A landlord found to have discriminated
against a black girl by posting a “White Only” sign at a swimming pool
wants a state civil rights commission to reconsider its decision.


The Ohio Civil Rights
Commission found on Sept. 29 that Jamie Hein, who’s white, violated the
Ohio Civil Rights Act by posting the sign at a pool at the duplex where
the teenage girl was visiting her parents. The parents filed a
discrimination charge with the commission and moved out of the duplex in
the racially diverse city to “avoid subjecting their family to further
humiliating treatment,” the commission said in a release announcing its
finding.

An investigation revealed that Hein
in May posted on the gated entrance to the pool an iron sign that stated
“Public Swimming Pool, White Only,” the commission statement said.

Several
witnesses confirmed that the sign was posted, and the landlord
indicated that she posted it because the girl used in her hair chemicals
that would make the pool “cloudy,” according to the commission.

Hein,
of Cincinnati, hung up when The Associated Press called her for comment
Tuesday.

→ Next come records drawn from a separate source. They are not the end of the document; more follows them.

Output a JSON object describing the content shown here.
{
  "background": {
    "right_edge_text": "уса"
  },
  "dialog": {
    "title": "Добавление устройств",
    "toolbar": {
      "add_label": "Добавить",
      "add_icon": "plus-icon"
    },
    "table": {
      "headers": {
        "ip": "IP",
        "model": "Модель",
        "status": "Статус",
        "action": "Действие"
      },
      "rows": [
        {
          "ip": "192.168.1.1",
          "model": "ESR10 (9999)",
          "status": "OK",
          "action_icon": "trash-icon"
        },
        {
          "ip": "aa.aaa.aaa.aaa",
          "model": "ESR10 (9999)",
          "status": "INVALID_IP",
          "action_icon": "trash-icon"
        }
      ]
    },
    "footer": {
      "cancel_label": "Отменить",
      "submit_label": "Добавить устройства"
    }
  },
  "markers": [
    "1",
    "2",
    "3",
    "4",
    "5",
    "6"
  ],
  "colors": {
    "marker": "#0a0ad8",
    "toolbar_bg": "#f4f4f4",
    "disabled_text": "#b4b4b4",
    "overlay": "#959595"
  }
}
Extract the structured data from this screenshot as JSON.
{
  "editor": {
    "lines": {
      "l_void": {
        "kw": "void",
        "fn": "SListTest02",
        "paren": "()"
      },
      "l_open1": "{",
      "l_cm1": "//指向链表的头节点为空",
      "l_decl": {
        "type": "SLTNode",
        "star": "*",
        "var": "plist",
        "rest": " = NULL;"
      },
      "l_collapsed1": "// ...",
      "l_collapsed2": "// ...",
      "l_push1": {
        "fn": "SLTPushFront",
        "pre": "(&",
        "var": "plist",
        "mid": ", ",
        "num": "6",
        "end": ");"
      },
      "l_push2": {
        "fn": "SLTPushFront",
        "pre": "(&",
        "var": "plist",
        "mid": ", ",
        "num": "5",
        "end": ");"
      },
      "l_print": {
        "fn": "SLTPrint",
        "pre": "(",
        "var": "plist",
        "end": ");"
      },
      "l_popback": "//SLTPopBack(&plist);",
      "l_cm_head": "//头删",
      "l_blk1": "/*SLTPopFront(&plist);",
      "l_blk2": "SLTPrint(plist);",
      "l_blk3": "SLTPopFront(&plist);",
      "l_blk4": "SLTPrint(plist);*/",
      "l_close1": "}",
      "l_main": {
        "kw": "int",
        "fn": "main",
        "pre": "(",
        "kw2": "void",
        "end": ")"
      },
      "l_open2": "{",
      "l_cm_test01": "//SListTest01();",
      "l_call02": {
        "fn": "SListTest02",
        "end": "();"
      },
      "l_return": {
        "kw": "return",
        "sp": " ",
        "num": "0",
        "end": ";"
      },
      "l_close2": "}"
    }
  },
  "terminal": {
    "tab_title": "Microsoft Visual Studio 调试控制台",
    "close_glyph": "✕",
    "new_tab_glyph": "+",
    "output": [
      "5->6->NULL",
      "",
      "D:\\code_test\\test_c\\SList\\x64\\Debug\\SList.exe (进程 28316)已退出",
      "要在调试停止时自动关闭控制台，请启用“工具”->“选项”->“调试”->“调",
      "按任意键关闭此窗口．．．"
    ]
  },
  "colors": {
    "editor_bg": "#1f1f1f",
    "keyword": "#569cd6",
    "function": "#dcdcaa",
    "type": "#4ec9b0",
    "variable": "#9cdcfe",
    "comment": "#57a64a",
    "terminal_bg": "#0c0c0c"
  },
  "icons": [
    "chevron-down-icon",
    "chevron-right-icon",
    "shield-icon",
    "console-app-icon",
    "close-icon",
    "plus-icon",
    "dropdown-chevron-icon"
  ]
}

A message was left at her lawyer’s office.

The
commission’s statement said that its investigation concluded that the
posting of such a sign “restricts the social interaction between
Caucasians and African-Americans and reinforces discriminatory actions
aimed at oppressing people of color.”

Commissioners
were scheduled to hear Hein’s request for reconsideration at a meeting
Thursday in Columbus, commission spokeswoman Brandi Martin said.

If
the commissioners uphold their original finding, the case would be
referred to the Ohio attorney general’s office, which would represent
the commission’s findings before an administrative law judge, Martin
said.

Penalties in the case could include a
cease-and-desist order and even punitive damages, but the administrative
law judge would determine any penalties, Martin said.

It still would be possible for the parties to reach a settlement before resorting to legal action, she said.

Any decision by the administrative judge could be appealed to Hamilton County Common Pleas Court in Cincinnati, Martin said.

Source: Lisa Cornwell, The Associated Press